The title of this post suggests I'd be illustrating a song by a band with that name from Phoenix, Arizona. They're really great, I love that band, (I'm listening to their LP Music for Dreaming as I write this) but no, they didn't make it into the Top 100 2020. The title above, rather, signifies my own bouts with mental illness. During a random web browsing session (on Reddit, of all places) I came across an image, a portrait, created by a patient of a psychiatric institute. Immediately I could empathize and identify with the maker of this portrait. I thought this portrait was the best I've seen if it comes to current activities within the medium of drawing. Looking at this drawing caused me to self-reflect, to wonder why I was so attracted to this drawing, why this drawing, of all of the hundreds of drawings I've seen in the past weeks, stood out to me as being real. The drawing reminded me of drawings I had done in the past during states of utterly despair, utter drunkenness, or utter whatever, drawings that in retrospect belong to my drawings I cherish most. The drawing made me realize I was one of them too. How I've worked so hard to be considered normal, fitting in into the world of contemporary art, how I rationalized works I've made, how I pretended, over the years, to be a voice of academic endeavors that came to define my identity. But I ignored those aspects that were off in this picture, that didn't fit my manufactured existence, aspects that really make me the person I am. Looking back at some works from my past, I recognize things I was ashamed of, embarressed, but some of these things represented me as I am, no matter how I rejected them. A few days ago, when I wrote about the Sakalava spear thrower, I derided myself for the image I selected to draw. What happened next was that I again selected an image of a spear thrower, again somewhat too exotic, out of context (from a different time) than the music I was representing. There are two sides to one's identity: what you think of what's right, and what you feel. What one feels is really not in accordance to how one perceives themselves. Experience doesn't accord to knowledge very well. You experience the world to be flat but you know for a fact it's round.

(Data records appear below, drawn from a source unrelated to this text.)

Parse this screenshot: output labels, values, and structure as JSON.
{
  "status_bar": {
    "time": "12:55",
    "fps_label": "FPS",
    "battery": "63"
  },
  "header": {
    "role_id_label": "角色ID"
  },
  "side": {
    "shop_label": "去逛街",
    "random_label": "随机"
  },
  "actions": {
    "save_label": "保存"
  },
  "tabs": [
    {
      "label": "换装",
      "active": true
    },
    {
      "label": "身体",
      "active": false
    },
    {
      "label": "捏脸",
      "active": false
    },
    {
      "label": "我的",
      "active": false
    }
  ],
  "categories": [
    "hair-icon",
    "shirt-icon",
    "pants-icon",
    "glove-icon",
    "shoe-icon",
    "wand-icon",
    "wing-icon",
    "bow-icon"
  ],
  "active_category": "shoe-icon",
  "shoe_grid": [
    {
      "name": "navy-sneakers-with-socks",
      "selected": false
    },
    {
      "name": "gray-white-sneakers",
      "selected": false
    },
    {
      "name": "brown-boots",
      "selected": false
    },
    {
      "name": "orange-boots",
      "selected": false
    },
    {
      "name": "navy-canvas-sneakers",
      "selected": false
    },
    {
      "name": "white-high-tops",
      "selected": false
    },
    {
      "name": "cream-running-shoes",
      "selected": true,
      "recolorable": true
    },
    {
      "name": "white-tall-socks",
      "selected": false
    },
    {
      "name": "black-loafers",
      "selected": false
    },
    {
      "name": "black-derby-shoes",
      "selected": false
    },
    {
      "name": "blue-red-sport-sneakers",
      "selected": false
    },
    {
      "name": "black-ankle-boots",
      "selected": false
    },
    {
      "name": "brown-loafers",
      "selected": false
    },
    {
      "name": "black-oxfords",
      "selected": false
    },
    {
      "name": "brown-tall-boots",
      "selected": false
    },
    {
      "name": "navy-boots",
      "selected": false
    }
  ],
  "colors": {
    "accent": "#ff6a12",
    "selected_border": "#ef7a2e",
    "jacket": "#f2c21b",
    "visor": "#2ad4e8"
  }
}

Batak krijgers met speren Tropen Museum
The song, btw, I'm illustrating here is called Ile Ile, performed by Ropaoen Batoebare, recorded by Raden Suwanto in 1950 on the Island of Sumatra. Rapaoen Batoebare belongs to the Batak people. The album the song appeared on is Music from Indonesia on Folkways.